» **YOUR INSTRUCTIONS**
Copy out the records below exactly as they appear.

» **RECORDS TO PROCESS**
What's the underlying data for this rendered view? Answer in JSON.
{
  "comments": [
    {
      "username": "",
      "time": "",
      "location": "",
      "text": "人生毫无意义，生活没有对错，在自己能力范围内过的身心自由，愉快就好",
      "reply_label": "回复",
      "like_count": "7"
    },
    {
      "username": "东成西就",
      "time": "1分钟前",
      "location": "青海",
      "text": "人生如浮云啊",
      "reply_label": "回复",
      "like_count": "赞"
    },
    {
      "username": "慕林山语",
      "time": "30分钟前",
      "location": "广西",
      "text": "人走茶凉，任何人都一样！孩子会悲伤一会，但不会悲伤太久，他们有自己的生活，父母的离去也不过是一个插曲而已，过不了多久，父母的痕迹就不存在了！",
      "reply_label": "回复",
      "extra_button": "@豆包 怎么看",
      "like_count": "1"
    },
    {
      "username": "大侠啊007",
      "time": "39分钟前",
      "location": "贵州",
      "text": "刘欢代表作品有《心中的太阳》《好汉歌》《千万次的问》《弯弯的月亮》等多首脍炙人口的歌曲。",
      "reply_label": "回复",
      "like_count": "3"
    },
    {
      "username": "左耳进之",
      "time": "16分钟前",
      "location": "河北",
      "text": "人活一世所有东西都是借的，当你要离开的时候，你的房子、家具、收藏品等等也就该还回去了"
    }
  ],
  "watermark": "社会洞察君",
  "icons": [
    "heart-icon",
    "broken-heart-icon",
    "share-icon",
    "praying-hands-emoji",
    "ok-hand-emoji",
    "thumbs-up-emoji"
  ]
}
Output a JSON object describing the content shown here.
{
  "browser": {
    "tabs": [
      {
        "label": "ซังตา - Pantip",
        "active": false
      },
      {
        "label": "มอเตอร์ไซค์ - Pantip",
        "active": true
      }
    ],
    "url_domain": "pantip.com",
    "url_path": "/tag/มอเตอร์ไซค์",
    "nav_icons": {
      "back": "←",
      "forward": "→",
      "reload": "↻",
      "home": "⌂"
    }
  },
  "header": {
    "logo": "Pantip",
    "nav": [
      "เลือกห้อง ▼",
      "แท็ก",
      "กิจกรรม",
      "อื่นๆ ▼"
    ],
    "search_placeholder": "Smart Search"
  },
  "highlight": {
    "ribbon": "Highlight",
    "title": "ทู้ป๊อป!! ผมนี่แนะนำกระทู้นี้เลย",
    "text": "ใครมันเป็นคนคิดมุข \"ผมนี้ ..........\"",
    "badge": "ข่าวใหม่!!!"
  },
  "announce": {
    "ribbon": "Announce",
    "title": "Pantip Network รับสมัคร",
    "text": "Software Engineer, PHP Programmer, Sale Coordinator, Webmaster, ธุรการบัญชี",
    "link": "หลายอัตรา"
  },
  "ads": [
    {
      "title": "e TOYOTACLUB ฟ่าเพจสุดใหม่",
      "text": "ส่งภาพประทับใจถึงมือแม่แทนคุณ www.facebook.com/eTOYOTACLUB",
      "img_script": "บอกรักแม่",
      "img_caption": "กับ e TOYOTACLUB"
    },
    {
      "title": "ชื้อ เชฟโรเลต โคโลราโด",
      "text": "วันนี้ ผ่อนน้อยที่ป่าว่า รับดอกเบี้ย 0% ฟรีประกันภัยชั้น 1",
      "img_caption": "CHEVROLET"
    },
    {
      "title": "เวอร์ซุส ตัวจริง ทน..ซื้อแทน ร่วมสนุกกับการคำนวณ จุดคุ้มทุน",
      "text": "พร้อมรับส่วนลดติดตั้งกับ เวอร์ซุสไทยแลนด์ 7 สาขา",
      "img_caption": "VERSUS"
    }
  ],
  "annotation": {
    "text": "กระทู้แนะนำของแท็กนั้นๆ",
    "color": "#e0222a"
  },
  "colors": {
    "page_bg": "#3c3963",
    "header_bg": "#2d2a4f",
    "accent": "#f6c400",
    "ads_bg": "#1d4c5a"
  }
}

» **TASK OUTPUT**
What's the underlying data for this rendered view? Answer in JSON.
{
  "comments": [
    {
      "username": "",
      "time": "",
      "location": "",
      "text": "人生毫无意义，生活没有对错，在自己能力范围内过的身心自由，愉快就好",
      "reply_label": "回复",
      "like_count": "7"
    },
    {
      "username": "东成西就",
      "time": "1分钟前",
      "location": "青海",
      "text": "人生如浮云啊",
      "reply_label": "回复",
      "like_count": "赞"
    },
    {
      "username": "慕林山语",
      "time": "30分钟前",
      "location": "广西",
      "text": "人走茶凉，任何人都一样！孩子会悲伤一会，但不会悲伤太久，他们有自己的生活，父母的离去也不过是一个插曲而已，过不了多久，父母的痕迹就不存在了！",
      "reply_label": "回复",
      "extra_button": "@豆包 怎么看",
      "like_count": "1"
    },
    {
      "username": "大侠啊007",
      "time": "39分钟前",
      "location": "贵州",
      "text": "刘欢代表作品有《心中的太阳》《好汉歌》《千万次的问》《弯弯的月亮》等多首脍炙人口的歌曲。",
      "reply_label": "回复",
      "like_count": "3"
    },
    {
      "username": "左耳进之",
      "time": "16分钟前",
      "location": "河北",
      "text": "人活一世所有东西都是借的，当你要离开的时候，你的房子、家具、收藏品等等也就该还回去了"
    }
  ],
  "watermark": "社会洞察君",
  "icons": [
    "heart-icon",
    "broken-heart-icon",
    "share-icon",
    "praying-hands-emoji",
    "ok-hand-emoji",
    "thumbs-up-emoji"
  ]
}
Output a JSON object describing the content shown here.
{
  "browser": {
    "tabs": [
      {
        "label": "ซังตา - Pantip",
        "active": false
      },
      {
        "label": "มอเตอร์ไซค์ - Pantip",
        "active": true
      }
    ],
    "url_domain": "pantip.com",
    "url_path": "/tag/มอเตอร์ไซค์",
    "nav_icons": {
      "back": "←",
      "forward": "→",
      "reload": "↻",
      "home": "⌂"
    }
  },
  "header": {
    "logo": "Pantip",
    "nav": [
      "เลือกห้อง ▼",
      "แท็ก",
      "กิจกรรม",
      "อื่นๆ ▼"
    ],
    "search_placeholder": "Smart Search"
  },
  "highlight": {
    "ribbon": "Highlight",
    "title": "ทู้ป๊อป!! ผมนี่แนะนำกระทู้นี้เลย",
    "text": "ใครมันเป็นคนคิดมุข \"ผมนี้ ..........\"",
    "badge": "ข่าวใหม่!!!"
  },
  "announce": {
    "ribbon": "Announce",
    "title": "Pantip Network รับสมัคร",
    "text": "Software Engineer, PHP Programmer, Sale Coordinator, Webmaster, ธุรการบัญชี",
    "link": "หลายอัตรา"
  },
  "ads": [
    {
      "title": "e TOYOTACLUB ฟ่าเพจสุดใหม่",
      "text": "ส่งภาพประทับใจถึงมือแม่แทนคุณ www.facebook.com/eTOYOTACLUB",
      "img_script": "บอกรักแม่",
      "img_caption": "กับ e TOYOTACLUB"
    },
    {
      "title": "ชื้อ เชฟโรเลต โคโลราโด",
      "text": "วันนี้ ผ่อนน้อยที่ป่าว่า รับดอกเบี้ย 0% ฟรีประกันภัยชั้น 1",
      "img_caption": "CHEVROLET"
    },
    {
      "title": "เวอร์ซุส ตัวจริง ทน..ซื้อแทน ร่วมสนุกกับการคำนวณ จุดคุ้มทุน",
      "text": "พร้อมรับส่วนลดติดตั้งกับ เวอร์ซุสไทยแลนด์ 7 สาขา",
      "img_caption": "VERSUS"
    }
  ],
  "annotation": {
    "text": "กระทู้แนะนำของแท็กนั้นๆ",
    "color": "#e0222a"
  },
  "colors": {
    "page_bg": "#3c3963",
    "header_bg": "#2d2a4f",
    "accent": "#f6c400",
    "ads_bg": "#1d4c5a"
  }
}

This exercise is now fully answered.